Available data Start Marker

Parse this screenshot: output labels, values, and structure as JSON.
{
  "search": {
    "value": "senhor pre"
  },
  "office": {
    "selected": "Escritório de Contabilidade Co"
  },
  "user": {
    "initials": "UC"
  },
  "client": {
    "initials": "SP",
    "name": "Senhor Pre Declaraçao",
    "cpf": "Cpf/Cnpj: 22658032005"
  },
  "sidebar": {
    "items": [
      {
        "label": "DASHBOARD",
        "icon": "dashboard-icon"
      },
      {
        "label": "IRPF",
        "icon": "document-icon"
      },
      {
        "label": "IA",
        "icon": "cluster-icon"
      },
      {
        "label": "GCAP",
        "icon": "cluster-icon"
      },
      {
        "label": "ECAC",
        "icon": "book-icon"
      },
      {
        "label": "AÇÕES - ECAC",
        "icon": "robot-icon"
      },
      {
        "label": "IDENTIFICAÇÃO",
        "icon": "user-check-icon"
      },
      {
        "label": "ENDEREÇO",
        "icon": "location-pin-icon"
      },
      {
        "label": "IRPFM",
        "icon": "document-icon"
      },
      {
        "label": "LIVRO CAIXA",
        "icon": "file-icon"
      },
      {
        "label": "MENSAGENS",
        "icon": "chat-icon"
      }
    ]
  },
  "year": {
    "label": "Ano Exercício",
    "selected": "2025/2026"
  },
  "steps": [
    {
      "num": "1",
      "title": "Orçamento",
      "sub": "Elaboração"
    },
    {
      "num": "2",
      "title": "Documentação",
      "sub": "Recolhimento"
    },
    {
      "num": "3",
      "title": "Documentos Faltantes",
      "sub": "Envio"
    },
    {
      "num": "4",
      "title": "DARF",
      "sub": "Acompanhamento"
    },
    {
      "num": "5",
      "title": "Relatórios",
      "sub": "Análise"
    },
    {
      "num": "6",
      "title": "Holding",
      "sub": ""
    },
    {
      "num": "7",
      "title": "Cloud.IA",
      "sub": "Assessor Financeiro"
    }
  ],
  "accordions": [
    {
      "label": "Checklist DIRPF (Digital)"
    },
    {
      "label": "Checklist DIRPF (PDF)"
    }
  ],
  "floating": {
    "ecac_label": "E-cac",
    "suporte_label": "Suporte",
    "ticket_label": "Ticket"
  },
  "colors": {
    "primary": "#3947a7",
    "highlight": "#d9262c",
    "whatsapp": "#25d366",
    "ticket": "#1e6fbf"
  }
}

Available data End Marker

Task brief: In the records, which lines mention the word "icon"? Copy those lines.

Your response:
        "icon": "dashboard-icon"
        "icon": "document-icon"
        "icon": "cluster-icon"
        "icon": "cluster-icon"
        "icon": "book-icon"
        "icon": "robot-icon"
        "icon": "user-check-icon"
        "icon": "location-pin-icon"
        "icon": "document-icon"
        "icon": "file-icon"
        "icon": "chat-icon"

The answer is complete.